when we buy fuel from Trinidad & Tobago a sister CARICOM State. The fact is that
we do not buy fuel from Trinidad & Tobago at lower or reduced prices. Instead,
we have to buy it at the same world market price. So that, if the world market
price is US$41 dollars per barrel we must pay exactly that amount to our
suppliers and no less.
If the price of fuel increases overseas, then we will have to expect that the
price of what we import will increase. Any increase in the price of fuel on the
world market will result in an increase in the cost of production of goods,
higher transportation costs and higher electricity costs. We may well see
movements in the prices of imported products because of the increases in the
price of fuel. Indeed, the cost of worldwide travel has increased because
airlines have been forced to introduce a fuel surcharge since they have to pay
more for aviation fuel.
It is against this background that I have to urge you to continue to monitor the
oil prices because they can have grave consequences for our ability to continue
to do today as we have done for so long in the past. How long we continue to
protect the consumer at the gas pump depends, at this time, not on the good will
of the government but on our ability as a nation to continue to sustain losses
of several million dollars each year. You should, therefore, expect changes --
more likely increases in the price of fuel in the near future Ė unless, of
course, there is a dramatic reduction in the world market price.
Even though we are helpless in the face of the oil giants, there are some things
we are empowered to do. For one, we can do more to conserve on our use of
energy. We can do less of those things that make us use more fuel, gas or
electricity. We can intensify our use of more efficient energy sources, such as
solar energy versus electricity for hot water baths. And we must continue the
search for more efficient energy sources such as the harnessing of solar, wind,
water, geothermal and other forms of energy that may be in abundance in our part
of the world.
On this note I would like to leave you with the assurance, as Prime Minister,
that your government will continue to do all thatís within its means to find the
best solutions to the problems that may arise. Some things we will be able to do
and some we may only be able to try. But there are also those things we just
simply canít do anything about but to adjust to the new reality. One thing you
can be sure of, however, is that our government will continue to do all it can
to ensure that our people continue to enjoy the best in the circumstances, even

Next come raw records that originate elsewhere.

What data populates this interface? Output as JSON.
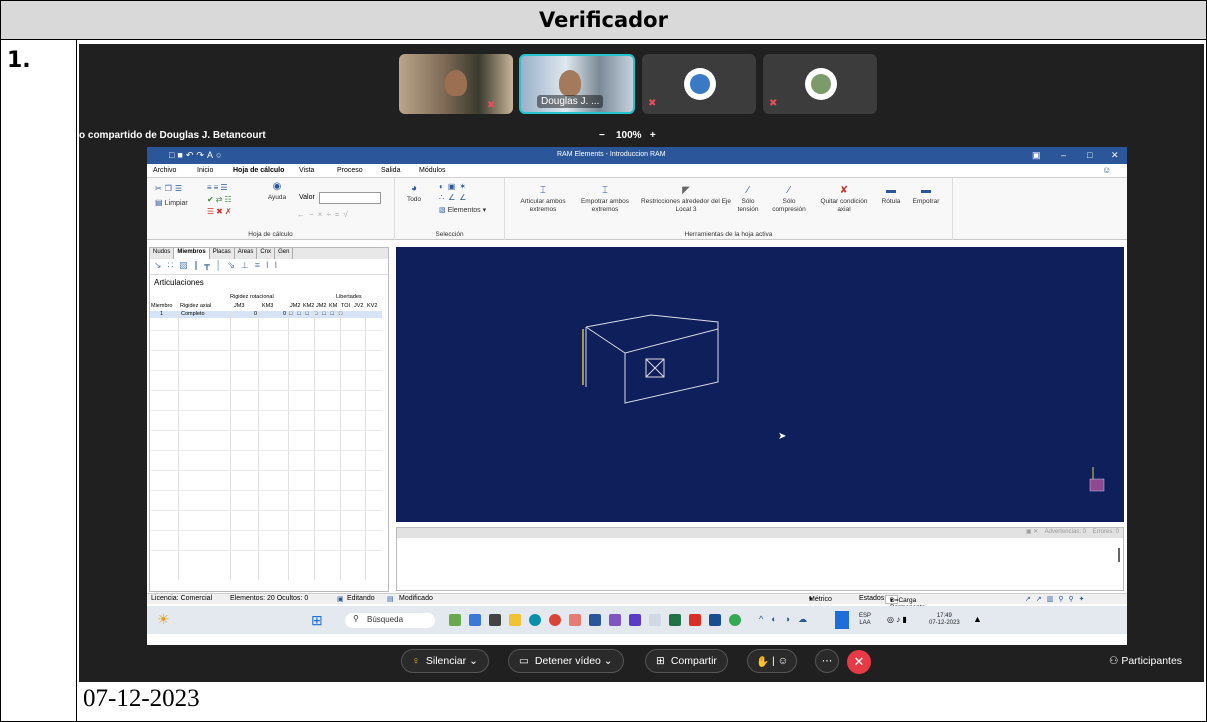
{
  "doc": {
    "header": "Verificador",
    "row_number": "1.",
    "date": "07-12-2023"
  },
  "meeting": {
    "tile_name": "Douglas J. ...",
    "share_title": "o compartido de Douglas J. Betancourt",
    "zoom_minus": "−",
    "zoom": "100%",
    "zoom_plus": "+",
    "controls": {
      "mute": "Silenciar",
      "stop_video": "Detener vídeo",
      "share": "Compartir",
      "participants": "Participantes"
    }
  },
  "ram": {
    "title": "RAM Elements - Introduccion RAM",
    "menu": [
      "Archivo",
      "Inicio",
      "Hoja de cálculo",
      "Vista",
      "Proceso",
      "Salida",
      "Módulos"
    ],
    "ribbon": {
      "limpiar": "Limpiar",
      "ayuda": "Ayuda",
      "valor": "Valor",
      "todo": "Todo",
      "elementos": "Elementos",
      "group_hoja": "Hoja de cálculo",
      "group_seleccion": "Selección",
      "group_herramientas": "Herramientas de la hoja activa",
      "tools": [
        "Articular ambos extremos",
        "Empotrar ambos extremos",
        "Restricciones alrededor del Eje Local 3",
        "Sólo tensión",
        "Sólo compresión",
        "Quitar condición axial",
        "Rótula",
        "Empotrar"
      ]
    },
    "panel": {
      "tabs": [
        "Nudos",
        "Miembros",
        "Placas",
        "Areas",
        "Cnx",
        "Gen"
      ],
      "title": "Articulaciones",
      "group_headers": {
        "rigidez_rotacional": "Rigidez rotacional",
        "libertades": "Libertades"
      },
      "columns": [
        "Miembro",
        "Rigidez axial",
        "JM3",
        "KM3",
        "JM2",
        "KM2",
        "JM2",
        "KM",
        "TOI",
        "JV2",
        "KV2"
      ],
      "row": {
        "miembro": "1",
        "rigidez_axial": "Completo",
        "jm3": "0",
        "km3": "0"
      }
    },
    "output_tabs": {
      "advertencias": "Advertencias: 0",
      "errores": "Errores: 0"
    },
    "status": {
      "licencia": "Licencia: Comercial",
      "elementos": "Elementos: 20 Ocultos: 0",
      "editando": "Editando",
      "modificado": "Modificado",
      "metrico": "Métrico",
      "estados": "Estados:",
      "carga": "D=Carga Permanente"
    },
    "taskbar": {
      "search": "Búsqueda",
      "lang1": "ESP",
      "lang2": "LAA",
      "time": "17:49",
      "date": "07-12-2023"
    }
  },
  "colors": {
    "accent": "#2b579a",
    "viewport": "#0e1f5b",
    "leave": "#e63b46"
  }
}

while facing up to the new realities of a fast changing world.
Meanwhile, those of you who have e-mailed me will receive your replies to your
questions this week.
Thank you for listening and please do enjoy the rest of the week!